Previous research exploring the relationship between psychopathic traits and emotion has predominantly focused on facial signals, underestimating the complexity of emotional communication. However, music can evoke powerful emotional responses and represents a promising stimulus for studying individual emotional processing differences. Psychopathy, characterized by extreme personality and behavioral features, is associated with difficulties recognizing and responding to emotional cues.
The new research investigates whether psychopathic traits are related to differences in recognizing and resonating with emotional music. The authors hypothesized that individuals with higher levels of psychopathic traits would have difficulty recognizing and resonating with emotional cues in music, as these individuals often exhibit deficits in emotional processing.
The research team conducted two experiments, each with two independent samples recruited through Amazon’s Mechanical Turk and Cloud Research. The first experiment included 393 adults, while the second included 378 adults. Participants completed an online music emotion listening task that involved listening to 21 music clips that conveyed calm, sad, or fearful emotions. After each clip, participants rated the intensity of the emotion conveyed and their emotional response to the clip.
Psychopathic traits were measured using the Self-Report of Psychopathy-Short Form. The assessment covers various aspects of psychopathy, including interpersonal manipulation, callousness, egocentricity, and antisocial behavior. Participants in Experiment 2 also completed a questionnaire that collected data regarding how often they listened to music and which emotions they believed music can convey and which they feel when listening to music.

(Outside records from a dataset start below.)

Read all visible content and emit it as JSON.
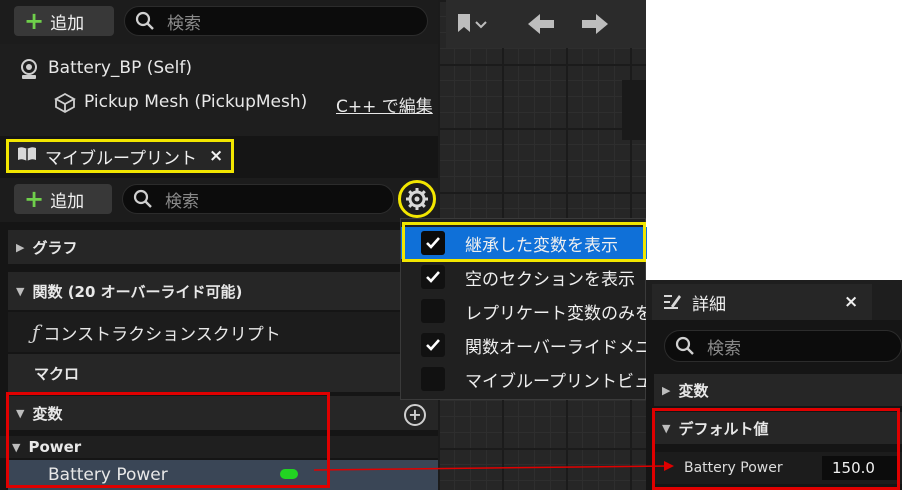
{
  "components": {
    "add_label": "追加",
    "search_placeholder": "検索",
    "self_item": "Battery_BP (Self)",
    "mesh_item": "Pickup Mesh (PickupMesh)",
    "edit_cpp_link": "C++ で編集"
  },
  "my_blueprint": {
    "tab_label": "マイブループリント",
    "tab_close": "×",
    "add_label": "追加",
    "search_placeholder": "検索",
    "sections": {
      "graphs": "グラフ",
      "functions": "関数 (20 オーバーライド可能)",
      "construction_script": "コンストラクションスクリプト",
      "macros": "マクロ",
      "variables": "変数",
      "category_power": "Power",
      "battery_power": "Battery Power"
    },
    "variable_type_color": "#22d422"
  },
  "view_options_menu": {
    "items": [
      {
        "label": "継承した変数を表示",
        "checked": true
      },
      {
        "label": "空のセクションを表示",
        "checked": true
      },
      {
        "label": "レプリケート変数のみを",
        "checked": false
      },
      {
        "label": "関数オーバーライドメニ",
        "checked": true
      },
      {
        "label": "マイブループリントビュ",
        "checked": false
      }
    ]
  },
  "details": {
    "title": "詳細",
    "close": "×",
    "search_placeholder": "検索",
    "section_variables": "変数",
    "section_default": "デフォルト値",
    "property_name": "Battery Power",
    "property_value": "150.0"
  },
  "colors": {
    "highlight_yellow": "#f2e600",
    "highlight_red": "#e00000",
    "menu_selected": "#0f70d8"
  }
}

Analysis of the data indicates that individuals with higher levels of psychopathic traits had difficulty recognizing and resonating with emotions conveyed through music. Specifically, these individuals had lower accuracy in identifying the emotional content of the music clips and reported lower emotional responses to the clips. The findings were consistent across both experiments and were not influenced by demographic factors such as age, gender, or ethnicity.

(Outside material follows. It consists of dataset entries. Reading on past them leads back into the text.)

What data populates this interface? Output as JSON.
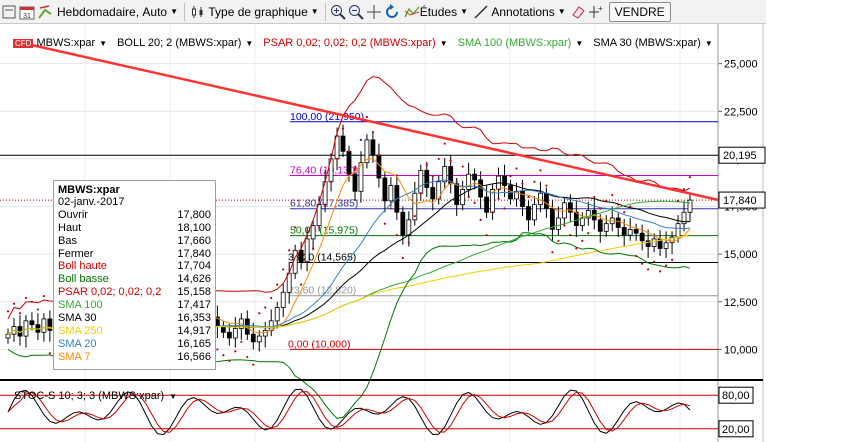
{
  "toolbar": {
    "timeframe": "Hebdomadaire,",
    "scale": "Auto",
    "chart_type": "Type de graphique",
    "studies": "Études",
    "annotations": "Annotations",
    "sell_button": "VENDRE"
  },
  "legend": {
    "symbol": "MBWS:xpar",
    "boll": "BOLL 20; 2 (MBWS:xpar)",
    "psar": "PSAR 0,02; 0,02; 0,2 (MBWS:xpar)",
    "sma100": "SMA 100 (MBWS:xpar)",
    "sma30": "SMA 30 (MBWS:xpar)",
    "colors": {
      "boll": "#000000",
      "psar": "#cc0000",
      "sma100": "#33aa33",
      "sma30": "#000000"
    }
  },
  "infobox": {
    "title": "MBWS:xpar",
    "date": "02-janv.-2017",
    "rows": [
      {
        "label": "Ouvrir",
        "value": "17,800",
        "color": "#000000"
      },
      {
        "label": "Haut",
        "value": "18,100",
        "color": "#000000"
      },
      {
        "label": "Bas",
        "value": "17,660",
        "color": "#000000"
      },
      {
        "label": "Fermer",
        "value": "17,840",
        "color": "#000000"
      },
      {
        "label": "Boll haute",
        "value": "17,704",
        "color": "#cc0000"
      },
      {
        "label": "Boll basse",
        "value": "14,626",
        "color": "#007700"
      },
      {
        "label": "PSAR 0,02; 0,02; 0,2",
        "value": "15,158",
        "color": "#cc0000"
      },
      {
        "label": "SMA 100",
        "value": "17,417",
        "color": "#33aa33"
      },
      {
        "label": "SMA 30",
        "value": "16,353",
        "color": "#000000"
      },
      {
        "label": "SMA 250",
        "value": "14,917",
        "color": "#f0d000"
      },
      {
        "label": "SMA 20",
        "value": "16,165",
        "color": "#3380cc"
      },
      {
        "label": "SMA 7",
        "value": "16,566",
        "color": "#ff8800"
      }
    ]
  },
  "axis": {
    "ticks": [
      {
        "value": 25,
        "label": "25,000"
      },
      {
        "value": 22.5,
        "label": "22,500"
      },
      {
        "value": 20,
        "label": "20,000"
      },
      {
        "value": 17.5,
        "label": "17,500"
      },
      {
        "value": 15,
        "label": "15,000"
      },
      {
        "value": 12.5,
        "label": "12,500"
      },
      {
        "value": 10,
        "label": "10,000"
      }
    ],
    "badges": [
      {
        "value": 20.195,
        "label": "20,195"
      },
      {
        "value": 17.84,
        "label": "17,840"
      }
    ]
  },
  "fibonacci": [
    {
      "value": 21.95,
      "label": "100,00 (21,950)",
      "color": "#0000cc"
    },
    {
      "value": 19.13,
      "label": "76,40 (19,130)",
      "color": "#cc00cc"
    },
    {
      "value": 17.385,
      "label": "61,80 (17,385)",
      "color": "#3333aa"
    },
    {
      "value": 15.975,
      "label": "50,00 (15,975)",
      "color": "#007700"
    },
    {
      "value": 14.565,
      "label": "38,20 (14,565)",
      "color": "#000000"
    },
    {
      "value": 12.82,
      "label": "23,60 (12,820)",
      "color": "#999999"
    },
    {
      "value": 10.0,
      "label": "0,00 (10,000)",
      "color": "#cc0000"
    }
  ],
  "stochastic": {
    "title": "STOC-S 10; 3; 3 (MBWS:xpar)",
    "upper_label": "80,00",
    "lower_label": "20,00",
    "upper": 80,
    "lower": 20
  },
  "chart_data": {
    "type": "candlestick",
    "ylim": [
      8.5,
      26.4
    ],
    "closes": [
      10.8,
      11.2,
      10.7,
      11.5,
      11.3,
      10.9,
      11.6,
      11.0,
      10.6,
      11.4,
      11.9,
      11.3,
      10.8,
      11.2,
      11.7,
      11.1,
      10.6,
      10.4,
      11.0,
      11.5,
      10.9,
      10.5,
      11.3,
      11.8,
      11.2,
      10.8,
      10.4,
      10.9,
      11.6,
      12.0,
      11.4,
      11.1,
      11.8,
      12.3,
      11.7,
      11.2,
      10.9,
      10.6,
      11.1,
      11.6,
      10.8,
      10.4,
      10.7,
      11.0,
      11.5,
      12.2,
      13.0,
      14.0,
      15.2,
      14.6,
      15.8,
      16.5,
      17.6,
      18.8,
      20.0,
      21.2,
      20.4,
      19.2,
      18.3,
      19.8,
      21.0,
      20.2,
      19.0,
      17.8,
      18.6,
      17.2,
      16.0,
      16.8,
      18.2,
      19.4,
      18.5,
      17.9,
      18.8,
      19.6,
      18.7,
      17.6,
      18.4,
      19.2,
      18.9,
      18.0,
      17.2,
      18.4,
      19.1,
      18.6,
      17.9,
      18.3,
      17.5,
      16.8,
      17.6,
      18.2,
      17.4,
      16.3,
      16.9,
      17.7,
      17.2,
      16.5,
      16.9,
      17.3,
      16.8,
      16.2,
      16.6,
      16.9,
      16.4,
      16.0,
      16.3,
      16.1,
      15.7,
      15.4,
      15.8,
      15.3,
      15.6,
      15.9,
      16.6,
      17.2,
      17.84
    ]
  }
}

“These differences were especially robust in response to fearful music and music with a slower tempo,” the authors wrote.
The research team suggests that the difficulties in recognizing and resonating with emotions conveyed through music may reflect a broader deficit in emotional processing characteristic of psychopathy. The authors also noted that the study has important implications for using music in therapeutic interventions, as individuals with psychopathic traits may not benefit from music-based interventions like individuals without these traits.
However, the study also had some limitations that should be considered. First, the study relied on self-report measures of psychopathic traits, which may be subject to bias and may not accurately reflect the true level of psychopathy in the sample. Second, the study was conducted online, which may have introduced additional sources of variability and noise into the data. It is also important to note the the study examined psychopathic tendencies, which is not the same as studying individuals diagnosed with clinical psychopathy (antisocial personality disorder).
Nevertheless, the study provides important insights into the relationship between psychopathic traits and emotional processing in the context of music. The findings suggest that individuals with higher psychopathic traits may have difficulty recognizing and resonating with emotions conveyed through music, reflecting a broader deficit in emotional processing. The study has important implications for using music in therapeutic interventions and highlights the need for further research to understand better the emotional deficits associated with psychopathy.
The study, ““But not the music”: Psychopathic traits and difficulties recognizing and Resonating with the emotion in music,” was authored by R. C. Plate, C. Jones, S. Zhao, M. W. Flum, J. Steinberg, G. Daley, N. Corbett, C. Neumann, and R. Waller.